In the 1920s my great-grandmother was a leading fashion designer in the Midwest
I still have boxes of lace and buttons my great-grandmother Grace left behind, lingering like shadows of a world I never knew. She died in 1965, months before I was born, her life history playing as a background script throughout my life.
I feel her spirit whenever I walk into the old adobe cottage originally purchased by my great-grandparents. My mom lives there now, and for three generations, this tiny home on the California coast has been the place my people go to live when they’re done with the big city or just need a change in their life. That’s how Grandma Grace ended up there. After decades as a fashion designer and businesswoman, she chose to retire from her successful design company in St. Louis to start a new adventure in California, pulled by her love of stone houses and a desire to be nearer to her only child (my grandmother).
My great-grandmother was a woman who knew what she wanted, and she wasn’t afraid to go after it.
Grace Tancill was a small lady with a huge personality and an ambition uncommon in women of her time. She didn’t start off advantaged or from a family of entrepreneurs — she was simply an average woman in the 1920s who liked to sew her own clothes.
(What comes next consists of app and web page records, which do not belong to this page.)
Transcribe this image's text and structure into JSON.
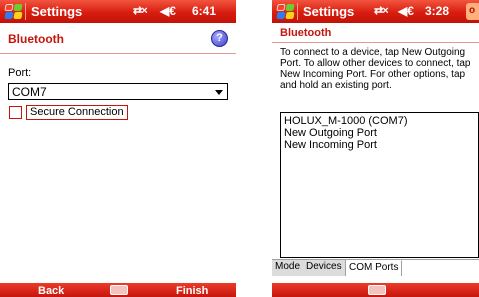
{
  "left": {
    "titlebar": {
      "title": "Settings",
      "time": "6:41",
      "conn_glyph": "⇄×",
      "volume_glyph": "◀€"
    },
    "header": {
      "title": "Bluetooth"
    },
    "port_label": "Port:",
    "port_value": "COM7",
    "secure_label": "Secure Connection",
    "secure_checked": false,
    "softkeys": {
      "left": "Back",
      "right": "Finish"
    }
  },
  "right": {
    "titlebar": {
      "title": "Settings",
      "time": "3:28",
      "ok_stub": "o",
      "conn_glyph": "⇄×",
      "volume_glyph": "◀€"
    },
    "header": {
      "title": "Bluetooth"
    },
    "instructions": "To connect to a device, tap New Outgoing Port. To allow other devices to connect, tap New Incoming Port. For other options, tap and hold an existing port.",
    "ports": [
      "HOLUX_M-1000 (COM7)",
      "New Outgoing Port",
      "New Incoming Port"
    ],
    "tabs": [
      {
        "label": "Mode",
        "active": false
      },
      {
        "label": "Devices",
        "active": false
      },
      {
        "label": "COM Ports",
        "active": true
      }
    ]
  },
  "colors": {
    "titlebar": "#d81d10",
    "header_text": "#c5160d",
    "softbar": "#c5160d"
  },
  "icons": [
    "windows-start-icon",
    "connectivity-icon",
    "volume-icon",
    "help-icon",
    "keyboard-icon",
    "dropdown-arrow-icon"
  ]
}
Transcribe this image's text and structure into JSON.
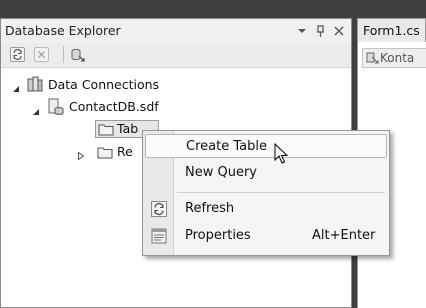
{
  "database_explorer": {
    "title": "Database Explorer",
    "title_buttons": [
      "dropdown-arrow-icon",
      "pin-icon",
      "close-icon"
    ],
    "toolbar": [
      "refresh-icon",
      "stop-icon",
      "connect-to-database-icon"
    ],
    "tree": {
      "root": {
        "label": "Data Connections",
        "expanded": true
      },
      "connection": {
        "label": "ContactDB.sdf",
        "expanded": true
      },
      "tables": {
        "label": "Tables",
        "visible_label": "Tab",
        "selected": true
      },
      "replication": {
        "label": "Replication",
        "visible_label": "Re",
        "expanded": false
      }
    }
  },
  "document": {
    "tab_label": "Form1.cs",
    "chip_label": "Konta"
  },
  "context_menu": {
    "items": [
      {
        "label": "Create Table",
        "icon": "",
        "shortcut": "",
        "highlighted": true
      },
      {
        "label": "New Query",
        "icon": "",
        "shortcut": ""
      },
      {
        "label": "Refresh",
        "icon": "refresh-icon",
        "shortcut": ""
      },
      {
        "label": "Properties",
        "icon": "properties-icon",
        "shortcut": "Alt+Enter"
      }
    ]
  }
}
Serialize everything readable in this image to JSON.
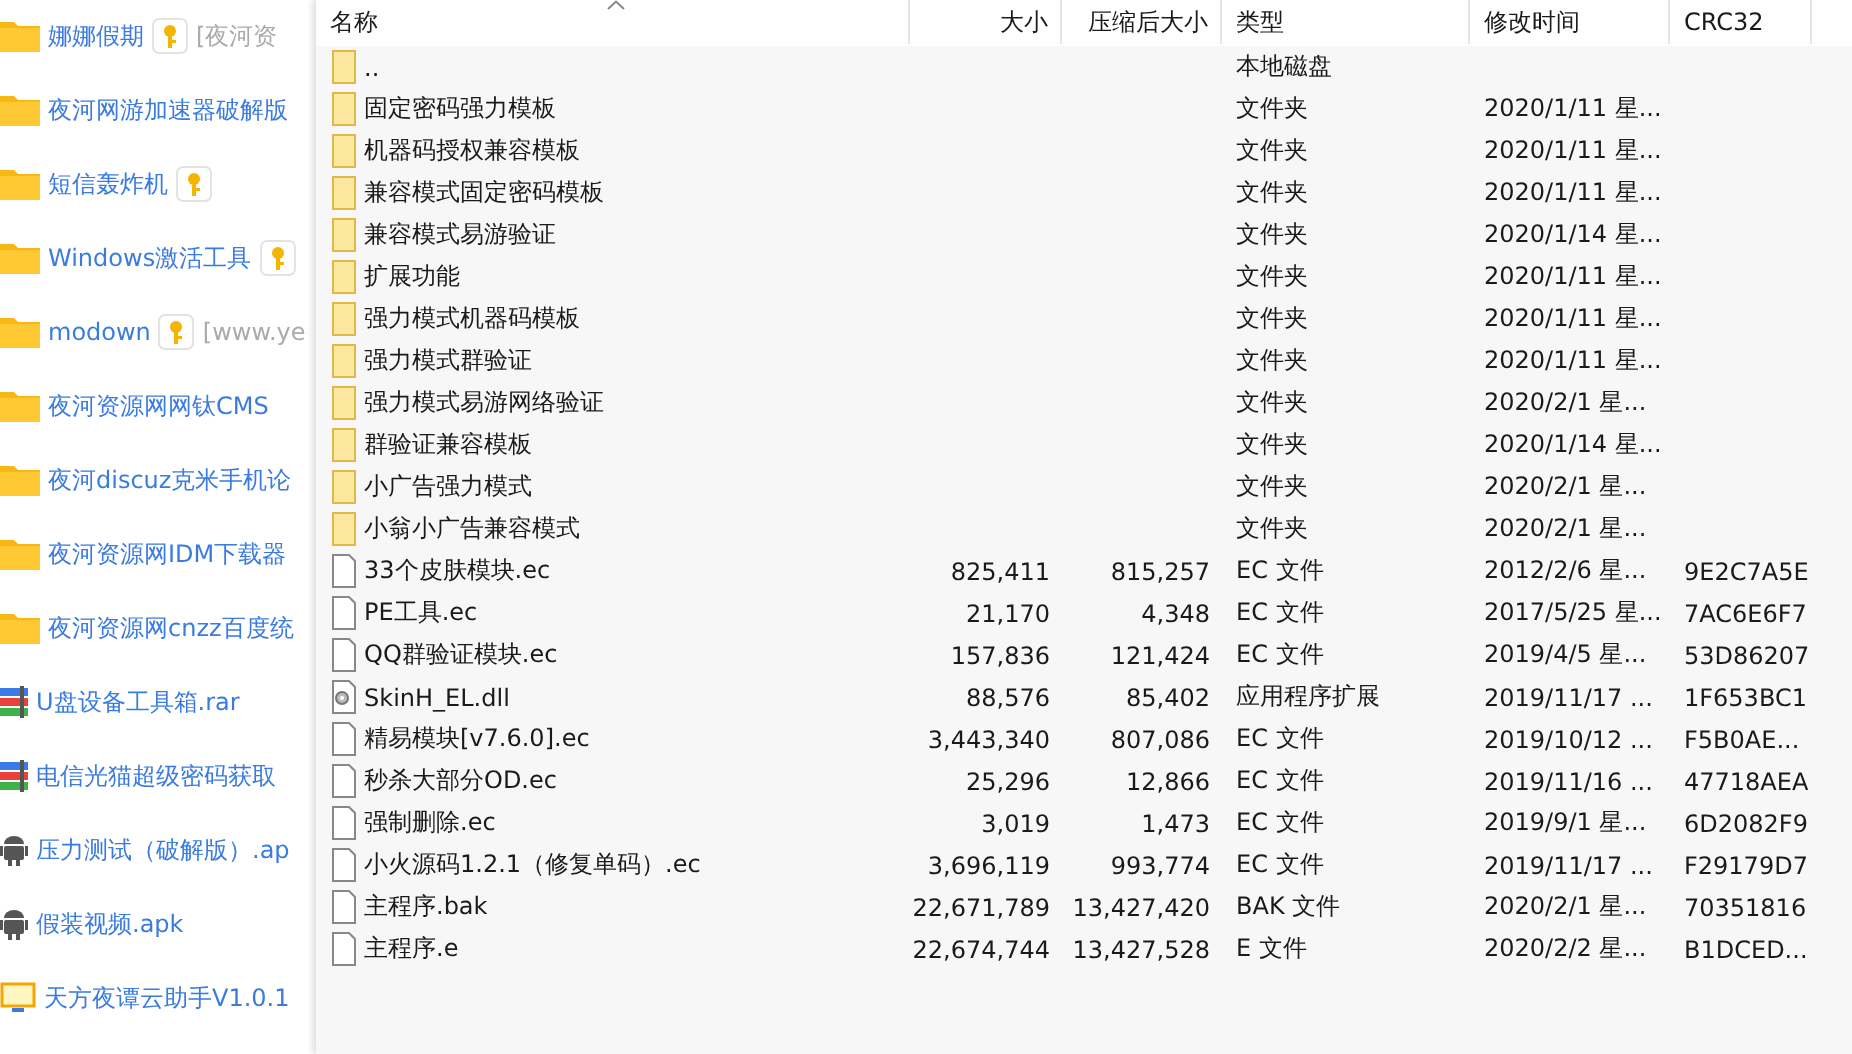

Her creativity and talent caught the eye of many ladies in St. Louis. Before she knew it, Grace Tancill Designs was born and she was employing other women to help her business grow.
Grandma Grace dreamed big, traveling to Europe to visit the finest fashion houses, and bringing my grandmother along with her. With steamer trunks full of beautiful designs, Grace made a name for herself by creating dresses out of wool jersey and using sisters from the local convent to do her intricate handwork. For decades, Grace Tancill Designs hosted private fittings for the most respected women of the Midwest, eventually growing so successful my great-grandfather left his own career to manage the thriving company.
My great-grandmother created her own life, following a desire to be more than those who came before her. She, along with so many women in the 1930s and ’40s, took advantage of the opportunities to join the workforce and begin to break down the female stereotypes that required civility, meekness and a certain sort of knowing one’s place in the world. She was the original entrepreneur, breaking the mold of how society imagined women to be and leaving a legacy for generations to come. At that time, women were unlikely to be the head of a household, own businesses or be divorced — and Grandma Grace was all three.
Living my life with the spirit of my great-grandmother lingering in the background propelled me to create my own world, too. Not content to be in the shadows, I know that, like Grace, my future is mine to create, and my world is infinitely more possible because of her courage.
I can just imagine Grandma Grace and her ladies together, teacups in front, maybe a flask at their side, discussing their desire to be themselves despite what conventional stereotypes might have dictated for women at the time. They were a sort of modern-day book group — without the book but with the drinking. I like to think she would have agreed with people like Bertrand Russell, who said, “Do not fear to be eccentric in opinion, for every opinion now accepted was once eccentric.”
I have to believe a bit of her independent spirit lives on in me today. I think she would have liked that.